So reports Einer Elhauge (Harvard)--in addition to those we've reported previously (Michael Klarman [Virginia], Martha Nussbaum [Chicago], William Rubenstein [UCLA], and Cass Sunstein [Harvard]), Professor Elhauge also now confirms offers to Yochai Benkler (Yale), Richard Ford (Stanford), Pamela Karlan (Stanford), Robert Post (Yale), Seana Shiffrin (UCLA), Reva Siegel (Yale), and Henry Smith (Yale). My guess is they may get half these folks, but time will tell!

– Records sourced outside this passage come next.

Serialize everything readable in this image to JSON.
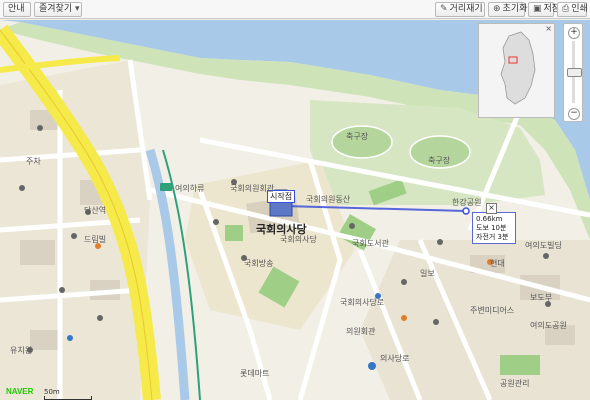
{
  "toolbar": {
    "guide": "안내",
    "favorites": "즐겨찾기",
    "measure": "거리재기",
    "reset": "초기화",
    "save": "저장",
    "print": "인쇄"
  },
  "map_labels": {
    "assembly": "국회의사당",
    "capitol_yard": "국회의사당",
    "starting_point": "시작점",
    "yeouido_station": "여의하류",
    "soccer": "축구장",
    "soccer2": "축구장",
    "yeouido_eastern": "국회의원동산",
    "hangang": "한강공원",
    "library": "국회도서관",
    "members_hall": "국회의원회관",
    "assembly_st": "의사당로",
    "hall2": "국회의사당로",
    "broadcast": "국회방송",
    "dangsan": "당산역",
    "mapo": "드림빌",
    "parking": "주차",
    "ilbo": "일보",
    "mbc": "주변미디어스",
    "kbs": "보도부",
    "sbs": "여의도빌딩",
    "apt": "여의도공원",
    "park": "공원관리",
    "kindergarten": "유치원",
    "hyundai": "현대",
    "lotte": "롯데마트",
    "kaist": "의원회관"
  },
  "measure": {
    "distance": "0.66km",
    "walk": "도보 10분",
    "bike": "자전거 3분"
  },
  "logo": "NAVER",
  "scale": "50m",
  "icons": {
    "close": "×"
  }
}
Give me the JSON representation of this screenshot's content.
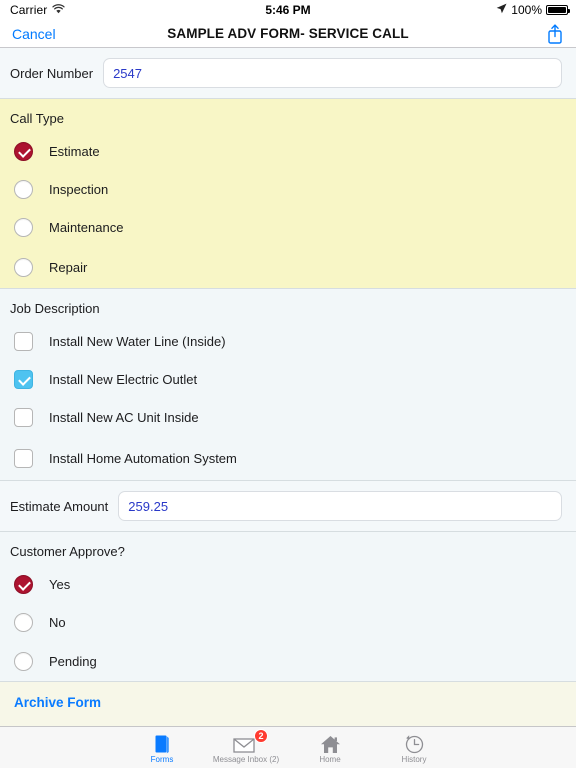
{
  "status_bar": {
    "carrier": "Carrier",
    "wifi_icon": "wifi-icon",
    "time": "5:46 PM",
    "location_icon": "location-arrow-icon",
    "battery_percent": "100%",
    "battery_icon": "battery-full-icon"
  },
  "nav_bar": {
    "cancel_label": "Cancel",
    "title": "SAMPLE ADV FORM- SERVICE CALL",
    "share_icon": "share-icon",
    "accent_color": "#007aff"
  },
  "form": {
    "order_number": {
      "label": "Order Number",
      "value": "2547",
      "placeholder": ""
    },
    "call_type": {
      "title": "Call Type",
      "background_color": "#f8f6c6",
      "selected": "Estimate",
      "options": [
        {
          "label": "Estimate",
          "selected": true
        },
        {
          "label": "Inspection",
          "selected": false
        },
        {
          "label": "Maintenance",
          "selected": false
        },
        {
          "label": "Repair",
          "selected": false
        }
      ]
    },
    "job_description": {
      "title": "Job Description",
      "options": [
        {
          "label": "Install New Water Line (Inside)",
          "checked": false
        },
        {
          "label": "Install New Electric Outlet",
          "checked": true
        },
        {
          "label": "Install New AC Unit Inside",
          "checked": false
        },
        {
          "label": "Install Home Automation System",
          "checked": false
        }
      ]
    },
    "estimate_amount": {
      "label": "Estimate Amount",
      "value": "259.25",
      "placeholder": ""
    },
    "customer_approve": {
      "title": "Customer Approve?",
      "selected": "Yes",
      "options": [
        {
          "label": "Yes",
          "selected": true
        },
        {
          "label": "No",
          "selected": false
        },
        {
          "label": "Pending",
          "selected": false
        }
      ]
    },
    "archive_link": {
      "label": "Archive Form",
      "background_color": "#f7f7e8",
      "color": "#0a7bff"
    },
    "selected_radio_color": "#ad1330",
    "checked_box_color": "#4ec3f0",
    "value_text_color": "#2a39c8"
  },
  "tab_bar": [
    {
      "label": "Forms",
      "icon": "forms-icon",
      "active": true,
      "badge": ""
    },
    {
      "label": "Message Inbox (2)",
      "icon": "envelope-icon",
      "active": false,
      "badge": "2"
    },
    {
      "label": "Home",
      "icon": "home-icon",
      "active": false,
      "badge": ""
    },
    {
      "label": "History",
      "icon": "clock-history-icon",
      "active": false,
      "badge": ""
    }
  ]
}
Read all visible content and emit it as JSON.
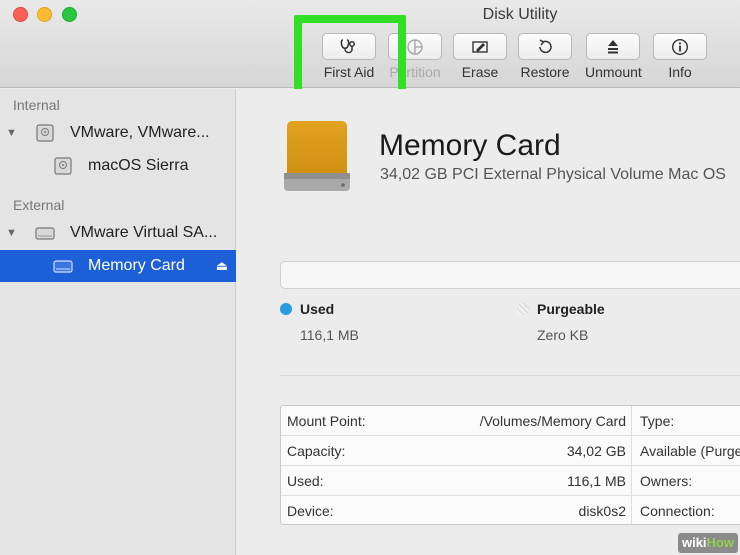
{
  "window": {
    "title": "Disk Utility"
  },
  "toolbar": {
    "items": [
      {
        "label": "First Aid",
        "icon": "stethoscope-icon",
        "enabled": true
      },
      {
        "label": "Partition",
        "icon": "partition-icon",
        "enabled": false
      },
      {
        "label": "Erase",
        "icon": "erase-icon",
        "enabled": true
      },
      {
        "label": "Restore",
        "icon": "restore-icon",
        "enabled": true
      },
      {
        "label": "Unmount",
        "icon": "unmount-icon",
        "enabled": true
      },
      {
        "label": "Info",
        "icon": "info-icon",
        "enabled": true
      }
    ],
    "highlight_color": "#31e026"
  },
  "sidebar": {
    "internal_label": "Internal",
    "external_label": "External",
    "internal_items": [
      {
        "name": "VMware, VMware..."
      },
      {
        "name": "macOS Sierra"
      }
    ],
    "external_items": [
      {
        "name": "VMware Virtual SA..."
      },
      {
        "name": "Memory Card",
        "selected": true
      }
    ],
    "selection_color": "#1d5fd6"
  },
  "main": {
    "disk_name": "Memory Card",
    "disk_subtitle": "34,02 GB PCI External Physical Volume Mac OS",
    "used_label": "Used",
    "used_value": "116,1 MB",
    "used_color": "#2a9be0",
    "purgeable_label": "Purgeable",
    "purgeable_value": "Zero KB",
    "info_rows": [
      {
        "key": "Mount Point:",
        "value": "/Volumes/Memory Card",
        "key2": "Type:"
      },
      {
        "key": "Capacity:",
        "value": "34,02 GB",
        "key2": "Available (Purge"
      },
      {
        "key": "Used:",
        "value": "116,1 MB",
        "key2": "Owners:"
      },
      {
        "key": "Device:",
        "value": "disk0s2",
        "key2": "Connection:"
      }
    ]
  },
  "watermark": {
    "part1": "wiki",
    "part2": "How"
  }
}
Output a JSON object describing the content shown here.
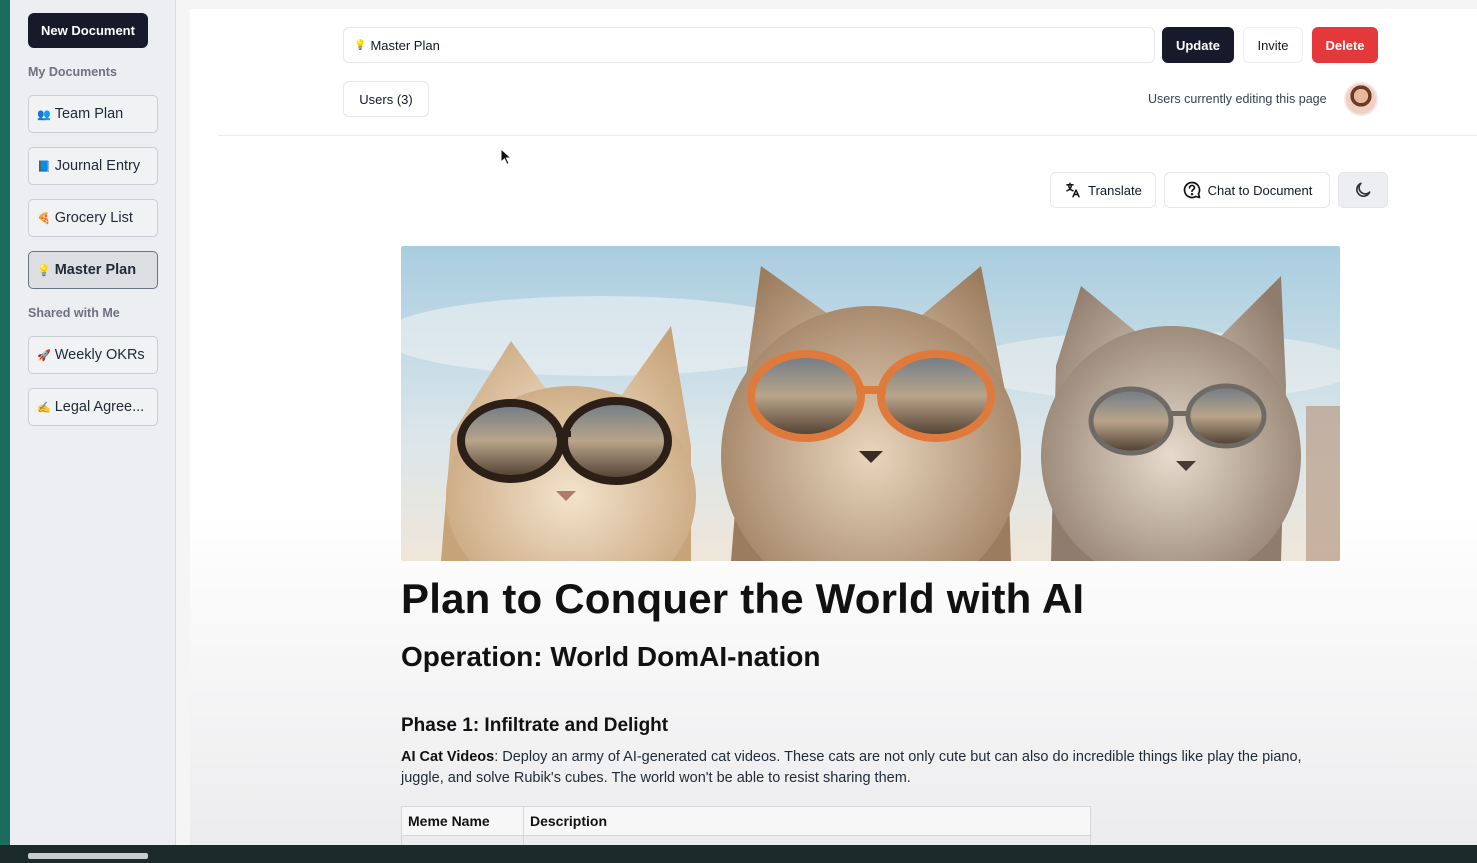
{
  "sidebar": {
    "new_document_label": "New Document",
    "my_documents_label": "My Documents",
    "shared_label": "Shared with Me",
    "my_documents": [
      {
        "emoji": "👥",
        "label": "Team Plan"
      },
      {
        "emoji": "📘",
        "label": "Journal Entry"
      },
      {
        "emoji": "🍕",
        "label": "Grocery List"
      },
      {
        "emoji": "💡",
        "label": "Master Plan"
      }
    ],
    "shared": [
      {
        "emoji": "🚀",
        "label": "Weekly OKRs"
      },
      {
        "emoji": "✍️",
        "label": "Legal Agree..."
      }
    ]
  },
  "header": {
    "title_emoji": "💡",
    "title_value": "Master Plan",
    "update_label": "Update",
    "invite_label": "Invite",
    "delete_label": "Delete",
    "users_label": "Users (3)",
    "editing_label": "Users currently editing this page"
  },
  "toolbar": {
    "translate_label": "Translate",
    "chat_label": "Chat to Document"
  },
  "document": {
    "title": "Plan to Conquer the World with AI",
    "subtitle": "Operation: World DomAI-nation",
    "phase1_heading": "Phase 1: Infiltrate and Delight",
    "phase1_bold": "AI Cat Videos",
    "phase1_text": ": Deploy an army of AI-generated cat videos. These cats are not only cute but can also do incredible things like play the piano, juggle, and solve Rubik's cubes. The world won't be able to resist sharing them.",
    "table_headers": [
      "Meme Name",
      "Description"
    ]
  },
  "colors": {
    "primary_dark": "#161a2b",
    "delete_red": "#e5383b"
  }
}
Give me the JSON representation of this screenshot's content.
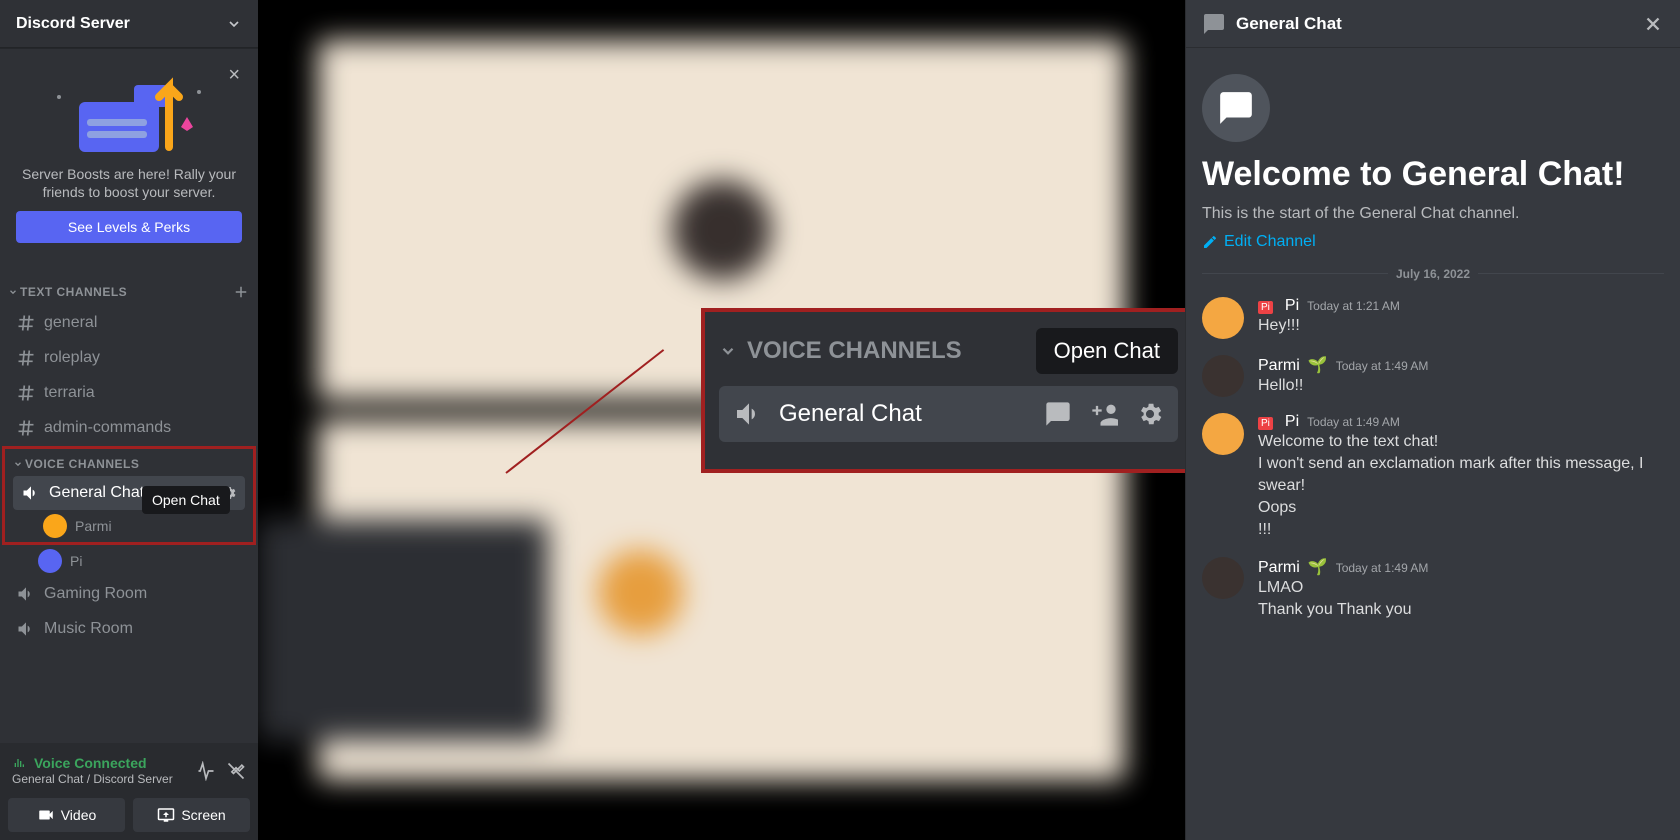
{
  "server": {
    "name": "Discord Server"
  },
  "boost": {
    "text": "Server Boosts are here! Rally your friends to boost your server.",
    "button": "See Levels & Perks"
  },
  "categories": {
    "text": "TEXT CHANNELS",
    "voice": "VOICE CHANNELS"
  },
  "textChannels": [
    {
      "name": "general"
    },
    {
      "name": "roleplay"
    },
    {
      "name": "terraria"
    },
    {
      "name": "admin-commands"
    }
  ],
  "voiceChannels": [
    {
      "name": "General Chat",
      "active": true
    },
    {
      "name": "Gaming Room"
    },
    {
      "name": "Music Room"
    }
  ],
  "voiceUsers": [
    {
      "name": "Parmi"
    },
    {
      "name": "Pi"
    }
  ],
  "tooltip": {
    "openChat": "Open Chat"
  },
  "zoom": {
    "cat": "VOICE CHANNELS",
    "channel": "General Chat",
    "tooltip": "Open Chat"
  },
  "voiceStatus": {
    "connected": "Voice Connected",
    "location": "General Chat / Discord Server"
  },
  "bottomButtons": {
    "video": "Video",
    "screen": "Screen"
  },
  "chat": {
    "title": "General Chat",
    "welcomeTitle": "Welcome to General Chat!",
    "welcomeSub": "This is the start of the General Chat channel.",
    "editChannel": "Edit Channel",
    "date": "July 16, 2022"
  },
  "messages": [
    {
      "author": "Pi",
      "time": "Today at 1:21 AM",
      "lines": [
        "Hey!!!"
      ],
      "piIcon": true,
      "avatarColor": "#f4a742"
    },
    {
      "author": "Parmi",
      "time": "Today at 1:49 AM",
      "lines": [
        "Hello!!"
      ],
      "leaf": true,
      "avatarColor": "#3a3230"
    },
    {
      "author": "Pi",
      "time": "Today at 1:49 AM",
      "lines": [
        "Welcome to the text chat!",
        "I won't send an exclamation mark after this message, I swear!",
        "Oops",
        "!!!"
      ],
      "piIcon": true,
      "avatarColor": "#f4a742"
    },
    {
      "author": "Parmi",
      "time": "Today at 1:49 AM",
      "lines": [
        "LMAO",
        "Thank you Thank you"
      ],
      "leaf": true,
      "avatarColor": "#3a3230"
    }
  ]
}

A couple of faculty, including one Dean, wrote in to remark that the number of visitors at the top schools is double what it was 10-20 years ago. The question is what explains this development? My hypothesis is that the efforts by Harvard and Columbia to expand their faculties has created enormous pressure all the way down the "food chain" (compounded by the fact that Harvard occasionally raids Columbia, as well as many other top schools). This has resulted in more lateral movement, and also more need for visiting stints to size up potential new faculty hires.
In addition, of course, there has been a general tendency towards reducing teaching loads and increasing research leaves, which no doubt creates curricular pressures. Interdisciplinary hiring, which is particular pronounced at the very best law schools, also often creates curricular gaps that need to be filled with visitors who (imagine this!) can actually teach core substantive law courses.
Do readers agree that there are more visiting professors now than 10 or 20 years ago? If so, what explains this development? Comments are open; as usual non-anonymous comments are far more likely to be approved. Post only once; comments may take awhile to appear.
Via Solum, I see that Mark Greenberg (UCLA--but whom we're fortunate to have at Texas this calendar year as a Harrington Fellow and Visiting Assistant Professor in the Law School) has put on-line a revised version of the very fine paper on my work that he gave at a conference at Columbia six years ago. In my just released bookNaturalizing Jurisprudence, there is actually an extended discussion of Greenberg's critique at pp. 112-117, where I note that Greenberg's "cleverly framed objection [is] the most intriquing one
registered against my account over the last decade," but then argue that "it gets
both Quine, and my own use of Quine, wrong in subtle ways" (p. 113). The issues here are somewhat tricky and technical, but philosophically-minded readers interested in Quine and in my arguments for naturalized jurisprudence will surely profit from Greenberg's paper and should also take a look at my discussion of his arguments in the book.